What's a social mention?
Our primary metric for understanding the conversations we analyze, monitor and campaign in is what we refer to as a “social mention” (or “social item”). Social mentions are what we count when we do Big Listening to understand the volume of conversations, and they're what we count when we evaluate the success of our attention campaigns.
Upwell defines a social mention as the text inclusion of a monitored keyword in a post on a social media platform like Twitter, Facebook, a blog, mainstream news with an RSS feed, a forum/board, YouTube or Pinterest. Social mentions are online acts of self-expression in which individuals, organizations and other entities invest (at least) a small amount of social capital.
Social mentions have more in common with the metric of media hits than they do with the more common, older PR and marketing metric of impressions. Upwell focuses on counting and analyzing social mentions (rather than impressions or online mentions) because we believe that the number of people who choose to take an action to create or share content is a better indicator of engagement than the number of people who have simply seen (or could have seen) that content.
It is worth noting that, while it is theoretically possible to accurately count every single social mention on a topic, Upwell’s Big Listening methodology focuses on characterizing conversations just thoroughly enough to campaign successfully within them.

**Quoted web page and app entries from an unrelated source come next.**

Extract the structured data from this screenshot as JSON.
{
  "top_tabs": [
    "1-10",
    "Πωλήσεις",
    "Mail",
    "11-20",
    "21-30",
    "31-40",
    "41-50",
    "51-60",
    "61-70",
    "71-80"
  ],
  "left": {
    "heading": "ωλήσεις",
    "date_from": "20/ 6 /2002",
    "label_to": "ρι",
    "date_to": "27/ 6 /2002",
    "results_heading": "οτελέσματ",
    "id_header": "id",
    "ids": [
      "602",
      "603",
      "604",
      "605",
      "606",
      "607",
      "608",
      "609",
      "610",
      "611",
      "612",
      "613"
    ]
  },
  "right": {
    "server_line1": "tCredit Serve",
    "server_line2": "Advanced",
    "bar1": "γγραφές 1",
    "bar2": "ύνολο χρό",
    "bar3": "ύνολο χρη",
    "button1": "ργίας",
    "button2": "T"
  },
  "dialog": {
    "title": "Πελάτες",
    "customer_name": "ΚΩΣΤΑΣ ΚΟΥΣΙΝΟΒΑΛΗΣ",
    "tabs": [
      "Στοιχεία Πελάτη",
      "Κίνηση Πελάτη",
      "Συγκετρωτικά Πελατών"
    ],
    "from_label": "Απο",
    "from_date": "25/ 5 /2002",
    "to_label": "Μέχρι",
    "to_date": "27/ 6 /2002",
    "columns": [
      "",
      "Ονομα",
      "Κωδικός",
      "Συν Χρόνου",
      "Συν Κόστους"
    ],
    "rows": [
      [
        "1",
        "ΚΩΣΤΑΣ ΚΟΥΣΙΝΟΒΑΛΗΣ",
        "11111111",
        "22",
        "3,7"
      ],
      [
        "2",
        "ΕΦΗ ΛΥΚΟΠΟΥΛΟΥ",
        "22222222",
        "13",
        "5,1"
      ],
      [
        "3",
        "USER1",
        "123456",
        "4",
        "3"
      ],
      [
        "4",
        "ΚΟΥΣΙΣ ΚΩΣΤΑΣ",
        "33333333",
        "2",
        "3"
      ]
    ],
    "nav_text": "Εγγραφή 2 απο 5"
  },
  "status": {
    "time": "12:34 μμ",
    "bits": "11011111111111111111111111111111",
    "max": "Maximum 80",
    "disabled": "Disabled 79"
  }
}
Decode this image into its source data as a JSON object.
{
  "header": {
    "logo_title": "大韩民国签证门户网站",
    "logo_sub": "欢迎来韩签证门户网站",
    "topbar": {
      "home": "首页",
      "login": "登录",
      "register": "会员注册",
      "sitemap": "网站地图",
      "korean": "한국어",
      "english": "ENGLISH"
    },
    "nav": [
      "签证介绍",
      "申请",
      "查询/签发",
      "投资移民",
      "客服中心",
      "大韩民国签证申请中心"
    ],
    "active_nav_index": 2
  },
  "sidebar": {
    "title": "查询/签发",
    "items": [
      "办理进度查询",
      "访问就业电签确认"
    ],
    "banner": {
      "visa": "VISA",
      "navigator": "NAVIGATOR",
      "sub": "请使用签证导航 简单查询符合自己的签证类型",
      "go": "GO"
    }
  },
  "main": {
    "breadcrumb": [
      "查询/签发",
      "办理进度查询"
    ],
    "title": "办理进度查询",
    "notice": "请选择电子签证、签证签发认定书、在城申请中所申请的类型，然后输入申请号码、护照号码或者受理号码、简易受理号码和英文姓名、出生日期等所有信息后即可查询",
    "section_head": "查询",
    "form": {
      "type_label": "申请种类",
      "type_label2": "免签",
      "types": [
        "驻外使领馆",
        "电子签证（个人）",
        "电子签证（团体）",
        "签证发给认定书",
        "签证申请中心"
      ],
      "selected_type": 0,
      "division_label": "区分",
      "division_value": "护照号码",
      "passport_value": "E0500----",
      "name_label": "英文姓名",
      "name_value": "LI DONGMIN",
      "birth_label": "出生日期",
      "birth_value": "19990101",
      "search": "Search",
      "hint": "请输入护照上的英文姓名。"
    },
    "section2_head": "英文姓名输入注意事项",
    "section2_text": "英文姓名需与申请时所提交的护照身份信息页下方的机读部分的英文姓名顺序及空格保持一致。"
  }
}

Furthermore, Upwell believes that social mentions are a better leading indicator of willingness to take action for the oceans than other communications metrics. This is because social mentions represent actions, the choice of an individual to risk a small amount of social capital by associating their online identity with a piece of online content. In aggregate, the volume of social mentions not only represents the amount of attention being paid to a topic, but a forecast of potential campaign success. For this reason, generating social mentions is the primary goal of our attention campaigns.
The strength of a community, by our standards, is measured not by its size, but rather by its engagement level. For example, if one tweet has 12,000 impressions (the number of people who follow the account that posted the tweet), we count the tweet the same way that we would count a tweet with 200 impressions. If a person or organization is network-oriented, it would follow that their content would lead to more retweets, replies and/or mentions. If a tweet goes out to 12,000 followers but gets zero retweets, it is less of an indicator of willingness to take action than a tweet that goes out to 200 followers and gets 10 retweets.
What About “Likes”?
Likes, loves, and faves (different terminology for different social media platforms) are in a middle ground. While they are not social mentions (as people are not creating new content), they are also not as passive as views or impressions. While likes, loves, and faves are not counted by Radian6, Upwell does measure them, when possible. However, for the purposes of our campaign reporting, we omit these metrics since they constitute only minimal public engagement and can require laborious, resource- intensive manual calculation (since we often don't own the properties on which our content and campaigns are shared).